Paediatric advice on clinical support and homecare (updated 26 March)

Updated: Mar 26, 2020

The clinical centres are working tirelessly to manage the huge volumes of calls and enquiries from our patient communities. For many they have had to either cancel all clinics and non-emergency appointments or move them to telephone appointments. These are unprecedented times and many of our doctors and nurses have already been, or are on standby, to be called to the front line. 

Each centre has an answerphone to ensure that they do not miss any calls. Please bear with them as they filter through the many calls that are coming through on a daily basis. 

The current advice is that critically ill LSD patients should not be transferred to the specialist centres and should continue to receive treatment at their local hospital as appropriate. Advice and support should be sought by your specialist centre as required. Keep to hand:

  • your specialist centre telephone numbers

  • any medical alert cards

  • care plans or leaflets for medical staff that explain your condition.

Speak with your closest family members and advocates to ensure they know where information is kept.

Please be aware that advice is changing daily and it is important that you keep yourselves up to date with the latest government advice.

Extremely vulnerable high-risk patients

Clinical centres are already reviewing all their patients and will be in contact with those patients deemed to be high risk to discuss individual circumstances.
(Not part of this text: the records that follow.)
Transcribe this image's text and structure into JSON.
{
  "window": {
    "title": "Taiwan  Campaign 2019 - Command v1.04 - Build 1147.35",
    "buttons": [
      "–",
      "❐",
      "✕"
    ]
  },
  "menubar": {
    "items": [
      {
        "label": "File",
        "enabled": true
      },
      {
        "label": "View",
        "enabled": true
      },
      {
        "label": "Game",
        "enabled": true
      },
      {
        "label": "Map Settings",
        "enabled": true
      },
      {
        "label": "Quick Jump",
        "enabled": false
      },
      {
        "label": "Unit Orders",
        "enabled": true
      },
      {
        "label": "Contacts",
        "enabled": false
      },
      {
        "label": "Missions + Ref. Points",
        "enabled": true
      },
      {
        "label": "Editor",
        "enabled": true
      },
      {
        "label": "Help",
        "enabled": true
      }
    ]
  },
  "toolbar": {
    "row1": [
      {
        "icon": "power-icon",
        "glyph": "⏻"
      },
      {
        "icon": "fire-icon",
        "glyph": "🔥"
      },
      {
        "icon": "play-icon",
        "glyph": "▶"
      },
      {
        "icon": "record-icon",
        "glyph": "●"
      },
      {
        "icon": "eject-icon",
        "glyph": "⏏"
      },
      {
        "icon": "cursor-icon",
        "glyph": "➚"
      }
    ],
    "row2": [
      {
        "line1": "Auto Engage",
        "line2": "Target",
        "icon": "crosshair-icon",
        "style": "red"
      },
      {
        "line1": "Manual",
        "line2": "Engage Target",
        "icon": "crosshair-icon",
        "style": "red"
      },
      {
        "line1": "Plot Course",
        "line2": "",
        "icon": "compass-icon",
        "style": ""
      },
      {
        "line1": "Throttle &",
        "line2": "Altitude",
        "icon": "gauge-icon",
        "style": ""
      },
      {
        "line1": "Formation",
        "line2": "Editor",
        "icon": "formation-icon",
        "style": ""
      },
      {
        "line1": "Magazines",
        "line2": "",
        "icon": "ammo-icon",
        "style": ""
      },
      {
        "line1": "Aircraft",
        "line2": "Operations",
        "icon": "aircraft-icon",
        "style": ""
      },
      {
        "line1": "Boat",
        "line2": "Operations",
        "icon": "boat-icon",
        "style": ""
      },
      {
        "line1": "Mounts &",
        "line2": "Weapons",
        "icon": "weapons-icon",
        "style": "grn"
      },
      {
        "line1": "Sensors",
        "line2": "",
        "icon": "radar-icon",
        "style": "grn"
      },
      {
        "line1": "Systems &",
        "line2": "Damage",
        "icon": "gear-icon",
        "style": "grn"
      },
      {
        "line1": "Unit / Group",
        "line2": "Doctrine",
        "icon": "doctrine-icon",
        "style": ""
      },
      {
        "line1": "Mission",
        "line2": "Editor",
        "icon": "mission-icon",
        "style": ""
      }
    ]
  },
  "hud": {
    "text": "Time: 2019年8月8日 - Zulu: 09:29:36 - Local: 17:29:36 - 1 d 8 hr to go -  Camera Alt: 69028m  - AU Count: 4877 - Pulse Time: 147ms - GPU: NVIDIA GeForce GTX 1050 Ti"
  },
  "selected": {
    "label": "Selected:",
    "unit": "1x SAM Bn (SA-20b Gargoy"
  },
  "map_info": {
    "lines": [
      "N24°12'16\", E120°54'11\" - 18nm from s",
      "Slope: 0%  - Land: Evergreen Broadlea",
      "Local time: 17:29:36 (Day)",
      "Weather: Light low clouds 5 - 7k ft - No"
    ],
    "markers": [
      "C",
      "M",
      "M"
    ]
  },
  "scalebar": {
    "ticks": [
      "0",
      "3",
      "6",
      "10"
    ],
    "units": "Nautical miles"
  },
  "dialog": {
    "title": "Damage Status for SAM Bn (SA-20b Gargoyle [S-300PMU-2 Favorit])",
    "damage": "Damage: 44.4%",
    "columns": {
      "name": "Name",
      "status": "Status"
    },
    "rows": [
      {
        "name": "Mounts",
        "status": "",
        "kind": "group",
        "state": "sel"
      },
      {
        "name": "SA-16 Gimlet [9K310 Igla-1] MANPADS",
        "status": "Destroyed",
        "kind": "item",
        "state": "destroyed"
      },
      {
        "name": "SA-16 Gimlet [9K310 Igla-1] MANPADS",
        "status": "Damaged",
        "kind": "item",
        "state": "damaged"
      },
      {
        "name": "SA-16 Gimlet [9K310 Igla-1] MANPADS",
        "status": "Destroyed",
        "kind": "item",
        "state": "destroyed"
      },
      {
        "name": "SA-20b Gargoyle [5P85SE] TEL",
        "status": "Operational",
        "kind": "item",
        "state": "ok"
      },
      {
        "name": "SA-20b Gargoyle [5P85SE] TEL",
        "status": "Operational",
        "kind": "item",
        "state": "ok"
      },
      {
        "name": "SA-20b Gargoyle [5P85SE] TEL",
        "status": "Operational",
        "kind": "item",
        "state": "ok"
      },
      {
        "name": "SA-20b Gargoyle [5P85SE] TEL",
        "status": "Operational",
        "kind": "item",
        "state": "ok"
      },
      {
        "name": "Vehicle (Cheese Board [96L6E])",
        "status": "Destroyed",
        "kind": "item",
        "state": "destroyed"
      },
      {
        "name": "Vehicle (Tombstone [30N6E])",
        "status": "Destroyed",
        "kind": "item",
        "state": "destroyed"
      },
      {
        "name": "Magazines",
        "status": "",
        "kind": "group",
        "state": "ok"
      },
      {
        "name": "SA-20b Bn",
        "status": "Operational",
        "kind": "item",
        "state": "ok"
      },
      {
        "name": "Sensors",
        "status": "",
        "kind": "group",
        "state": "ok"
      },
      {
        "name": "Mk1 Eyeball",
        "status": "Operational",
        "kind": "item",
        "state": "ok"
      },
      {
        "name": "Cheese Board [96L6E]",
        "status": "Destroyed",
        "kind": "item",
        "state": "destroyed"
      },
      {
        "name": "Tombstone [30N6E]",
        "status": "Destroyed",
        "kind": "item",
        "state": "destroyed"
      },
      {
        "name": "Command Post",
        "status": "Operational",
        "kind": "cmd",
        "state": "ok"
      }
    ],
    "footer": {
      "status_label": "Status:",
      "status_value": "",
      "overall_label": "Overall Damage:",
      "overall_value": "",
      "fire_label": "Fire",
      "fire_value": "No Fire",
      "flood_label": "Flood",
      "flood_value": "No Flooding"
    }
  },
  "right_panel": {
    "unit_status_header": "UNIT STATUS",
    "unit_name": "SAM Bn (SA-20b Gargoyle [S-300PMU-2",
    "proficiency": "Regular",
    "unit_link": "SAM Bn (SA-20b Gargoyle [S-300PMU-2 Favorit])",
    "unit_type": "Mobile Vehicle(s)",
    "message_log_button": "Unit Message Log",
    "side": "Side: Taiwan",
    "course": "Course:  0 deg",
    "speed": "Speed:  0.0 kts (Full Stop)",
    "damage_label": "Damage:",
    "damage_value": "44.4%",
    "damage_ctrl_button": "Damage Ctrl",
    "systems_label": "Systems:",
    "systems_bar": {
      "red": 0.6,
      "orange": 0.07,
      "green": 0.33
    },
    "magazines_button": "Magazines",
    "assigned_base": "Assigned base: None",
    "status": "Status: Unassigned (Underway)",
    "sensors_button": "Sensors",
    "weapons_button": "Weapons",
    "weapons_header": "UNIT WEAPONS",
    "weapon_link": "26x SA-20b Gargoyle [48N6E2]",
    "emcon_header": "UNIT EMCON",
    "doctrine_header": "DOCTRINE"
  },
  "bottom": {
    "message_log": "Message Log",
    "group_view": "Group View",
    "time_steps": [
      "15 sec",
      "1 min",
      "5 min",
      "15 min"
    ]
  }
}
Please read the government advice on shielding and protecting people defined on medical grounds as extremely vulnerable from COVID-19.

Self-isolation and social distancing

Social distancing - vulnerable groups, families and everyone

Social distancing measures are steps you can take to reduce the social interaction between people. The government is currently asking all people to social distance themselves. This is to help reduce the transmission of coronavirus (COVID-19). Please see the government website for up to date information.

Self-isolation - symptomatic and unwell or someone you live with is symptomatic

In this instance you should self-isolate at home. Please see the goverment and NHS self-isolation advice for up to date information on what this means.

When to trigger self-isolation/shielding

The paediatric centres will follow government advice and support patients who are shielding or choose to self-isolate based on government advice. Specialist centres may contact some families to clarify whether their underlying condition constitutes a high risk group that would benefit from shielding but this will be highly individual, patient-specific advice.

Homecare/enzyme replacement therapy (ERT) infusions

If a patient is self-isolating because of COVID-19 symptoms

Nurse visits for ERT infusions are paused for the duration of self-isolation (currently 14 days). If patients can become independent that would be advantageous, but homecare resources are not available for large-scale, short-term training.

If a family chooses to strictly self-isolate because of underlying vulnerability

Your specialist centre will have an individual discussion with you about ERT and the risk/benefit balance of taking a prolonged "drug holiday". They will offer reassurance to patients and families undergoing a "drug holiday" that this is a decision in their best interest, based on the greater risk to them of being infected with COVID-19, than any modest or moderate effect of missing treatment for a period of time.

If a family chooses to undertake "more stringent social distancing"

Because of underlying vulnerability, but not full family self-isolation, it may be appropriate for some patients to continue receiving ERT as long as homecare companies can deliver this. This is felt to be essential for:

  • Infantile LAL Deficiency

  • Infantile Pompe Disease

  • Type III Gaucher

  • some MPS patients being prepared for stem cell transplantation.

CLN2 patients receiving intrathecal cerliponase in hospital will also continue to be, prioritised for this treatment.

If Homecare Company staffing becomes critically low, then patients with other diseases may be required to reduce their dosing frequency.

Patients with indwelling venous access devices who are having a drug holiday